#### Exercise:
From the entries below, extract every line that includes the word "incaseyouart".

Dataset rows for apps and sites

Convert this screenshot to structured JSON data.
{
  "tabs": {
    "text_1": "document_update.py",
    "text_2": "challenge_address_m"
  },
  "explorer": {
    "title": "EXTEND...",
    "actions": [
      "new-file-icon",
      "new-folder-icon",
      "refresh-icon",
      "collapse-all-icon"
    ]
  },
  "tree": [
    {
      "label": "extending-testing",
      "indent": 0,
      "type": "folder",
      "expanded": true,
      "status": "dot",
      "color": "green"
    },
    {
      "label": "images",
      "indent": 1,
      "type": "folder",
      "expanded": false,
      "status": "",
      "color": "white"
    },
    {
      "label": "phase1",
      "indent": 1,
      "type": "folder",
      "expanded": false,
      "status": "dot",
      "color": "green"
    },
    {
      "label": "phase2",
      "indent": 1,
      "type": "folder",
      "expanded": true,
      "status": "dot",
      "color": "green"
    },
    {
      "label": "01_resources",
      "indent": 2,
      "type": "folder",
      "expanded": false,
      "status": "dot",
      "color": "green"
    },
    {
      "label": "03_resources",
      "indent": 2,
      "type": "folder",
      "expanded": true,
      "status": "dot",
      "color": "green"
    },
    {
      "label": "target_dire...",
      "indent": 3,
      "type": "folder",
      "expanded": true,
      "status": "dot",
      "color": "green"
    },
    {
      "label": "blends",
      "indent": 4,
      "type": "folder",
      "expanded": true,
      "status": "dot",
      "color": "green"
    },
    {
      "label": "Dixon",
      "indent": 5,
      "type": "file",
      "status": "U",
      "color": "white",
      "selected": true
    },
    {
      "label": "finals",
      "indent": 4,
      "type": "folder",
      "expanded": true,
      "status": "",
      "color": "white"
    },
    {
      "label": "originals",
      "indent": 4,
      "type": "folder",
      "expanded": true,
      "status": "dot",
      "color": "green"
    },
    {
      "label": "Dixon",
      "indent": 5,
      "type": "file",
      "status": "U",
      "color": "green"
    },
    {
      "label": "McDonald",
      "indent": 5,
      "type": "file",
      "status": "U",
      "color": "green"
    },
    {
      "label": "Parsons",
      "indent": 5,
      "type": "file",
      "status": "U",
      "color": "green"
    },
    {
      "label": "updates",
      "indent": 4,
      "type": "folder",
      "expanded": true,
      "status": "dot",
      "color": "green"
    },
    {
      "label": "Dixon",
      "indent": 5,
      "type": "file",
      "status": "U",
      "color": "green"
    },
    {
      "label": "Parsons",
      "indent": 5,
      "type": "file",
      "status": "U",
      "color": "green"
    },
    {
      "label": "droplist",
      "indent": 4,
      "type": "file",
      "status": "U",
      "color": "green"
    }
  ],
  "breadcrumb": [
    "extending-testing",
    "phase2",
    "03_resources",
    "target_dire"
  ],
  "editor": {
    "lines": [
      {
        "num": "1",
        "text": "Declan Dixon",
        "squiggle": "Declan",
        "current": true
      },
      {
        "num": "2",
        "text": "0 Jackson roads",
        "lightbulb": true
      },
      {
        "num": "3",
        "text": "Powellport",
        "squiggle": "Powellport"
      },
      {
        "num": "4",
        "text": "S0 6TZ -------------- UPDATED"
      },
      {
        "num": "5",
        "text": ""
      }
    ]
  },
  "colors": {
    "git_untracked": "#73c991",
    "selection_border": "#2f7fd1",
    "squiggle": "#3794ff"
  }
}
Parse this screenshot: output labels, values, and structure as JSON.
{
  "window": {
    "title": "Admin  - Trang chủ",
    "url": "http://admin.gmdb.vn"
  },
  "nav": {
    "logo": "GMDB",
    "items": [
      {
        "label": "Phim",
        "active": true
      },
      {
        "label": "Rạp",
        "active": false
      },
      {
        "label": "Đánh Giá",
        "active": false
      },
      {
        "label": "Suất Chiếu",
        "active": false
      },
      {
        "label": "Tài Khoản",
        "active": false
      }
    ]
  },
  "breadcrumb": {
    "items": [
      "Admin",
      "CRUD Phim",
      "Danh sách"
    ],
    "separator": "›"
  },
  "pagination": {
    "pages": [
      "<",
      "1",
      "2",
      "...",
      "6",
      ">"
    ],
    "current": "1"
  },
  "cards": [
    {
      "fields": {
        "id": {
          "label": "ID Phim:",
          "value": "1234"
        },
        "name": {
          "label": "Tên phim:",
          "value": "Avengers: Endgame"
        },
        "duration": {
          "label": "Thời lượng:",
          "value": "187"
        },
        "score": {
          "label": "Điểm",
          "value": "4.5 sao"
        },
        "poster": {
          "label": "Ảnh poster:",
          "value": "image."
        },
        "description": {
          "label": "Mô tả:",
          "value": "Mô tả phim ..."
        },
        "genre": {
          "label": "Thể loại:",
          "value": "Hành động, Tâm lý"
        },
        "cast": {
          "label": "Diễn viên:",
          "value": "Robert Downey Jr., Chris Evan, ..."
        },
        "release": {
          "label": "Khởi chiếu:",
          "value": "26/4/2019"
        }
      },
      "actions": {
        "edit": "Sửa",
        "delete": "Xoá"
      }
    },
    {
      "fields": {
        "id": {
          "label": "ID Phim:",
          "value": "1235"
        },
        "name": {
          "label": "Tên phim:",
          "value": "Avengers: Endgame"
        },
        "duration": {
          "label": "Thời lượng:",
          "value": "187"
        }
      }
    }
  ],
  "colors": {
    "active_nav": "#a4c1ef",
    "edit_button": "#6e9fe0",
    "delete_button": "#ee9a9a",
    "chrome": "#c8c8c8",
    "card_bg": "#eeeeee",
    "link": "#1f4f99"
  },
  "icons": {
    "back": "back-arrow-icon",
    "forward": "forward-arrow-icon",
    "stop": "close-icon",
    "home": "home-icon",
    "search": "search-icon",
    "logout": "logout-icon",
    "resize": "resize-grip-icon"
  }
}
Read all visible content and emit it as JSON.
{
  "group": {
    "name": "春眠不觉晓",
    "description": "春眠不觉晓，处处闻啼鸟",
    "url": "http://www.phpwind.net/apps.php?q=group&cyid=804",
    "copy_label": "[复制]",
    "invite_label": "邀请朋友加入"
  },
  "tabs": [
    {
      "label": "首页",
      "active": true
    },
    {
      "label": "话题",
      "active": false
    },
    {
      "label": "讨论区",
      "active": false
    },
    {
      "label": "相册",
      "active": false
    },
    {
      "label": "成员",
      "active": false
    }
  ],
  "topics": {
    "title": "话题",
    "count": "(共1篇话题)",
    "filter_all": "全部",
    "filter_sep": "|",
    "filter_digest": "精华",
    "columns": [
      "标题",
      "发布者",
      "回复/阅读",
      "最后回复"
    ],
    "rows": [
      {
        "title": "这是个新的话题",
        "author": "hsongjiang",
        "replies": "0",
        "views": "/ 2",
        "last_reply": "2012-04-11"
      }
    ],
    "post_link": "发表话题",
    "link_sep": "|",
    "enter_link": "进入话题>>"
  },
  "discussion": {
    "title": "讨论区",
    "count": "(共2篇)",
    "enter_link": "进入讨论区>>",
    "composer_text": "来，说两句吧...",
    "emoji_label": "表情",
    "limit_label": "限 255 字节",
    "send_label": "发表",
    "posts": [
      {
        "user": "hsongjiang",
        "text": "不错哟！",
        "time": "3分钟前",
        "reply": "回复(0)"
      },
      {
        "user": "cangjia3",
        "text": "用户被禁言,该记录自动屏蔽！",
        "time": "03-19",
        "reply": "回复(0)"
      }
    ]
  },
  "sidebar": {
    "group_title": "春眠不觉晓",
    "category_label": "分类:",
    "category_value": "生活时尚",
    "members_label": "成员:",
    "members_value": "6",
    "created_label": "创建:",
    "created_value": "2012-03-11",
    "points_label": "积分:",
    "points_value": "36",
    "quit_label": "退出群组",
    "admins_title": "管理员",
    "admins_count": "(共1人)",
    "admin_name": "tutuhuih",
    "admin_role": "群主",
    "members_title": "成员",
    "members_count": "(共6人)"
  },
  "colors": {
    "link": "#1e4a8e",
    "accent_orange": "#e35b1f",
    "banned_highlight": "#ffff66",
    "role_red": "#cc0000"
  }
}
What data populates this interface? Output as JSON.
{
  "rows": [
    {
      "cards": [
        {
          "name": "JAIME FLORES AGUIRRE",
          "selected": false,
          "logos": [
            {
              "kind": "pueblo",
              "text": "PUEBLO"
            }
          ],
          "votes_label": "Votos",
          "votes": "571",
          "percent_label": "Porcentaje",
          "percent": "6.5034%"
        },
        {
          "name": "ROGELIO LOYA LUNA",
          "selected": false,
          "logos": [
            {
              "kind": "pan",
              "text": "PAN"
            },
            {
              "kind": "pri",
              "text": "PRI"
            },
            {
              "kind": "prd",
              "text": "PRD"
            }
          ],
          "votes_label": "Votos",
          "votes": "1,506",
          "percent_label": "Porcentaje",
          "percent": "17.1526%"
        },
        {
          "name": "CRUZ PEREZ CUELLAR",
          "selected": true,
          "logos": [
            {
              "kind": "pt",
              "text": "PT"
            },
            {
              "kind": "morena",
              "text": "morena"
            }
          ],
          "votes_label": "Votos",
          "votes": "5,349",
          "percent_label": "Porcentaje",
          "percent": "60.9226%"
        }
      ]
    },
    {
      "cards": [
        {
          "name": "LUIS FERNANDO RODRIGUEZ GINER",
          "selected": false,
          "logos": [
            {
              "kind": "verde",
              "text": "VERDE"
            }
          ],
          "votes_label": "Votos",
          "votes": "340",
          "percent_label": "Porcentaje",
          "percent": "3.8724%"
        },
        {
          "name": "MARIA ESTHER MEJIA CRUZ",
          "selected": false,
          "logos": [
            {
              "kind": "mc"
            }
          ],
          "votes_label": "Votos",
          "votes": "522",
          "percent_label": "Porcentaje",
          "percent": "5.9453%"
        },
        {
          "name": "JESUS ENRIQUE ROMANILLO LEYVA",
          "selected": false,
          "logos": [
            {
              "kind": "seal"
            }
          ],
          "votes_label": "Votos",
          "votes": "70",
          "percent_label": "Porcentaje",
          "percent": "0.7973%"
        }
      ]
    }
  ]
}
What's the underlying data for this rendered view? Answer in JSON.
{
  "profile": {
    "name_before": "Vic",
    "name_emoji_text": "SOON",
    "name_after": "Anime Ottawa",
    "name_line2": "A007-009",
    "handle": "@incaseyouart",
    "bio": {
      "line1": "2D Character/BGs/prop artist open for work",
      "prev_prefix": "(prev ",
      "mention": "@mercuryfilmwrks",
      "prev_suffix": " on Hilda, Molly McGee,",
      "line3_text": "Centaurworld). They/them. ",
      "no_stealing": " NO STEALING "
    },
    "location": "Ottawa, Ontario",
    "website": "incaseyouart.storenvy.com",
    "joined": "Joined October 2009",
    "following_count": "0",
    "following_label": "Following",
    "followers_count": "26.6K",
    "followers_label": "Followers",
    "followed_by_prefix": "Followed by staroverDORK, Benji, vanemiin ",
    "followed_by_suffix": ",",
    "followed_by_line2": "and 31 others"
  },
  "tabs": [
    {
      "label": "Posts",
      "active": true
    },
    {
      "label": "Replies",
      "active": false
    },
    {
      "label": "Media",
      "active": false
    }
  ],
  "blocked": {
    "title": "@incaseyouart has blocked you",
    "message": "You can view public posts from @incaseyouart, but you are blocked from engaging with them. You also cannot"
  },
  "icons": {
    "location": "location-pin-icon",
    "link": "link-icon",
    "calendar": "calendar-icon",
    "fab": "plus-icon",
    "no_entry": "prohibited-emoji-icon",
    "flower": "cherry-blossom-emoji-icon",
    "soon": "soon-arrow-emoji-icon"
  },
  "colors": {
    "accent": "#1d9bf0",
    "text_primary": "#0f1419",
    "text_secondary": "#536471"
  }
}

#### Solution for this problem:
    "handle": "@incaseyouart",
    "website": "incaseyouart.storenvy.com",
    "title": "@incaseyouart has blocked you",
    "message": "You can view public posts from @incaseyouart, but you are blocked from engaging with them. You also cannot"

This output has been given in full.